Marketing tools: Both above-the-line advertising and word-of-mouth tools for making potential customers aware of the goods on sale

Facebook, at this point, has all of this and more. With more than a billion and a half users, and masses of businesses that already run Pages and buy advertising on the site, it has well beyond a critical mass of potential buyers and sellers. Every company of any size in the vast majority of the major countries in which Facebook operates has a presence on the site and a relationship with Facebook, and a majority of individuals in many of those countries do, too.

Facebook already knows a great deal about your interests, and indeed, serves up targeted advertising for those products already, even though today the purchase flow that follows a click on one of those ads is completed outside the Facebook walled garden. In the form of Messenger, which was recently expanded to allow businesses to communicate with customers, Facebook has a customer-service infrastructure and communication medium to allow buyers and sellers to interact throughout the purchase cycle. And through both paid advertising and the social connections and ability to amplify messages through social sharing, Facebook has a variety of tools to get the word out about products. With the M virtual assistant, Facebook even has a discovery mechanism for connecting potential buyers with sellers that may meet a particular current need, combining timeliness and relevance in a way only search engines have previously achieved.

The next interesting question, then, becomes where the Buy button shows up first.

The next interesting question, then, becomes where the Buy button shows up first. It clearly has potential in the context of advertising, but, given the emphasis on Messenger as a channel for B2C interactions, it seems likely it will have a role there, too. Ultimately, Buy buttons should pop up in appropriate contexts throughout Facebook, probably even inserted automatically by AI that recognizes product names in status updates and Messenger conversations and recognizes the products themselves in pictures and videos users share. Of course, all of this will spread to both Instagram and WhatsApp (perhaps even Oculus) over time, as well. At this point, it’s far less a question of whether Facebook will embrace commerce and much more a question of when.

One of the biggest determinants of Facebook’s ability to finally pull the trigger on commerce will be its ability to solve its biggest and thorniest problem — payments. For all the information users have willingly handed over to Facebook over the years, the one vital piece of information it hasn’t asked for or received is the 15 or 16 digits on the front of users’ credit cards. Yet having some kind of payment infrastructure in place is an essential piece of that commerce scaffolding.

One of the biggest determinants of Facebook’s ability to finally pull the trigger on commerce will be its ability to solve its biggest and thorniest problem — payments.

David Marcus, who now runs Messenger, obviously has a long history in this space, but so far all we’ve seen along these lines is peer to peer payments in Messenger. When that product launched, I surmised that it might well be a way to break through the payments barrier, but it hasn’t exactly set the world alight since.

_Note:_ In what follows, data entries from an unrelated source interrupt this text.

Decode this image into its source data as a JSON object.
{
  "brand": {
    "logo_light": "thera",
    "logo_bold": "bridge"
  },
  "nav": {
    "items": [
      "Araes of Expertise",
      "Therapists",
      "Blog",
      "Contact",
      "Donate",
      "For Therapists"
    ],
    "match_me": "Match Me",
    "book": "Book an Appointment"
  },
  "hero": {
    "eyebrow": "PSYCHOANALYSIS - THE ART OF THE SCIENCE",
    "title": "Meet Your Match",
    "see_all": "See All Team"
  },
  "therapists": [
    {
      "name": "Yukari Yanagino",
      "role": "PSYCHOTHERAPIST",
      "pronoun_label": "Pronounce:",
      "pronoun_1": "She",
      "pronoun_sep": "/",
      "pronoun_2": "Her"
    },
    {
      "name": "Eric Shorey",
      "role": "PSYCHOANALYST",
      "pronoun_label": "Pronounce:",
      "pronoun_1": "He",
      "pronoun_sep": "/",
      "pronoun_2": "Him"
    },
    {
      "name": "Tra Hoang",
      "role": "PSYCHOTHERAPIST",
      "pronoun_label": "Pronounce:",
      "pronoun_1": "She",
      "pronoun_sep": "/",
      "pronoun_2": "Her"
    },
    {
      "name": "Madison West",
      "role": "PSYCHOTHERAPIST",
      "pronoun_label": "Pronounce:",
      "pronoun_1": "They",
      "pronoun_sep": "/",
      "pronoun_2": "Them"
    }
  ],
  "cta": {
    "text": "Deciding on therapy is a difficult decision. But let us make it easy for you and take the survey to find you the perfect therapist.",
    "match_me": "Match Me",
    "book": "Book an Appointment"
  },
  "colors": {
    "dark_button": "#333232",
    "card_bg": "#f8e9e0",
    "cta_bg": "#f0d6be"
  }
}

Using partners that have existing payment systems would be one option, but many of the most obvious partners have become direct or quasi-competitors to Facebook over recent years, including both Amazon and Apple. Once a user’s first transaction is completed, the rest is straightforward, but it’s that first transaction that’s going to be the hard part. Crack that, and Facebook should quickly become a major player in e-commerce, adding yet another arrow to its quiver and opening up a whole new set of revenue streams.


Jan Dawson is founder and chief analyst at Jackdaw, a technology research and consulting firm focused on the confluence of consumer devices, software, services and connectivity. During his 13 years as a technology analyst, Dawson has covered everything from DSL to LTE, and from policy and regulation to smartphones and tablets. Prior to founding Jackdaw, Dawson worked at Ovum for a number of years, most recently as chief telecoms analyst, responsible for Ovum’s telecoms research agenda globally. Reach him @jandawson.

This article originally appeared on Recode.net.